**Material for this task**
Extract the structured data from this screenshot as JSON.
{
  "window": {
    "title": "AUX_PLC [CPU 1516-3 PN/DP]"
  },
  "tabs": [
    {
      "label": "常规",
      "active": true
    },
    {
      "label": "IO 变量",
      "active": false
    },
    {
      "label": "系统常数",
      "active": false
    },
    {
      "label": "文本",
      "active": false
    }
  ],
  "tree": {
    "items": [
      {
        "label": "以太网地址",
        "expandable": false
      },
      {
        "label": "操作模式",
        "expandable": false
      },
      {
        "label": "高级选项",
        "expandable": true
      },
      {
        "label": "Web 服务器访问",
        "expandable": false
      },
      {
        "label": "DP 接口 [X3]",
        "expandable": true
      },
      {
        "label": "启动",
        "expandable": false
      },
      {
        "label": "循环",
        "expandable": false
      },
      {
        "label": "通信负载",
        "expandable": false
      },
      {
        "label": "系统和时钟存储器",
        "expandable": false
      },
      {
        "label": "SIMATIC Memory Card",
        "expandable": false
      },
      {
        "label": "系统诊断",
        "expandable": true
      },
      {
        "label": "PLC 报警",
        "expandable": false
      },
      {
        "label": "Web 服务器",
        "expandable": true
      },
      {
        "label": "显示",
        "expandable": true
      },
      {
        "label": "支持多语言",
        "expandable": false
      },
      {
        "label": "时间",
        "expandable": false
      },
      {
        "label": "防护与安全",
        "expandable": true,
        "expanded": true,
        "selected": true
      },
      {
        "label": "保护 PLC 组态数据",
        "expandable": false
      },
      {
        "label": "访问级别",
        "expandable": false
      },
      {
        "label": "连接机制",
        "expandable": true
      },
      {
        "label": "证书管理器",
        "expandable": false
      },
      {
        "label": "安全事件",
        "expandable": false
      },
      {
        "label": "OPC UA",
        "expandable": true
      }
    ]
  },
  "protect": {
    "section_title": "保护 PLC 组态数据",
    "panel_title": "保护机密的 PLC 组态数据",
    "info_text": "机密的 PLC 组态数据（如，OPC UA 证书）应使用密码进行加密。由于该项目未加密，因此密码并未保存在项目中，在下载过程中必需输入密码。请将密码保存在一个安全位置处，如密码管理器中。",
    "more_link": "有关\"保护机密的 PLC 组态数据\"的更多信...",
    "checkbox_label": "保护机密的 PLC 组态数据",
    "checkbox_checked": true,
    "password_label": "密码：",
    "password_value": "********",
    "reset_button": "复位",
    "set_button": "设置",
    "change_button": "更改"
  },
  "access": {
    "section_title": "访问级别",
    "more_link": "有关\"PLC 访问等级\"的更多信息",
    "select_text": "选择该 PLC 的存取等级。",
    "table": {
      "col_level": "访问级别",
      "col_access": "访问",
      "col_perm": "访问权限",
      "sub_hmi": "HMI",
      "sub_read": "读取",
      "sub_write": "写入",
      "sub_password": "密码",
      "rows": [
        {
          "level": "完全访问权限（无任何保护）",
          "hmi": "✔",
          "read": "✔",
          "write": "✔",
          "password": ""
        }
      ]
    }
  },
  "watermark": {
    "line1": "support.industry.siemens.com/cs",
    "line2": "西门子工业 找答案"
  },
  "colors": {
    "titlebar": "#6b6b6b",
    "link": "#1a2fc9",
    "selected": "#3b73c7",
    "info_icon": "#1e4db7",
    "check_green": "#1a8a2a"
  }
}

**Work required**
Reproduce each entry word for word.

**Exercise response**
Extract the structured data from this screenshot as JSON.
{
  "window": {
    "title": "AUX_PLC [CPU 1516-3 PN/DP]"
  },
  "tabs": [
    {
      "label": "常规",
      "active": true
    },
    {
      "label": "IO 变量",
      "active": false
    },
    {
      "label": "系统常数",
      "active": false
    },
    {
      "label": "文本",
      "active": false
    }
  ],
  "tree": {
    "items": [
      {
        "label": "以太网地址",
        "expandable": false
      },
      {
        "label": "操作模式",
        "expandable": false
      },
      {
        "label": "高级选项",
        "expandable": true
      },
      {
        "label": "Web 服务器访问",
        "expandable": false
      },
      {
        "label": "DP 接口 [X3]",
        "expandable": true
      },
      {
        "label": "启动",
        "expandable": false
      },
      {
        "label": "循环",
        "expandable": false
      },
      {
        "label": "通信负载",
        "expandable": false
      },
      {
        "label": "系统和时钟存储器",
        "expandable": false
      },
      {
        "label": "SIMATIC Memory Card",
        "expandable": false
      },
      {
        "label": "系统诊断",
        "expandable": true
      },
      {
        "label": "PLC 报警",
        "expandable": false
      },
      {
        "label": "Web 服务器",
        "expandable": true
      },
      {
        "label": "显示",
        "expandable": true
      },
      {
        "label": "支持多语言",
        "expandable": false
      },
      {
        "label": "时间",
        "expandable": false
      },
      {
        "label": "防护与安全",
        "expandable": true,
        "expanded": true,
        "selected": true
      },
      {
        "label": "保护 PLC 组态数据",
        "expandable": false
      },
      {
        "label": "访问级别",
        "expandable": false
      },
      {
        "label": "连接机制",
        "expandable": true
      },
      {
        "label": "证书管理器",
        "expandable": false
      },
      {
        "label": "安全事件",
        "expandable": false
      },
      {
        "label": "OPC UA",
        "expandable": true
      }
    ]
  },
  "protect": {
    "section_title": "保护 PLC 组态数据",
    "panel_title": "保护机密的 PLC 组态数据",
    "info_text": "机密的 PLC 组态数据（如，OPC UA 证书）应使用密码进行加密。由于该项目未加密，因此密码并未保存在项目中，在下载过程中必需输入密码。请将密码保存在一个安全位置处，如密码管理器中。",
    "more_link": "有关\"保护机密的 PLC 组态数据\"的更多信...",
    "checkbox_label": "保护机密的 PLC 组态数据",
    "checkbox_checked": true,
    "password_label": "密码：",
    "password_value": "********",
    "reset_button": "复位",
    "set_button": "设置",
    "change_button": "更改"
  },
  "access": {
    "section_title": "访问级别",
    "more_link": "有关\"PLC 访问等级\"的更多信息",
    "select_text": "选择该 PLC 的存取等级。",
    "table": {
      "col_level": "访问级别",
      "col_access": "访问",
      "col_perm": "访问权限",
      "sub_hmi": "HMI",
      "sub_read": "读取",
      "sub_write": "写入",
      "sub_password": "密码",
      "rows": [
        {
          "level": "完全访问权限（无任何保护）",
          "hmi": "✔",
          "read": "✔",
          "write": "✔",
          "password": ""
        }
      ]
    }
  },
  "watermark": {
    "line1": "support.industry.siemens.com/cs",
    "line2": "西门子工业 找答案"
  },
  "colors": {
    "titlebar": "#6b6b6b",
    "link": "#1a2fc9",
    "selected": "#3b73c7",
    "info_icon": "#1e4db7",
    "check_green": "#1a8a2a"
  }
}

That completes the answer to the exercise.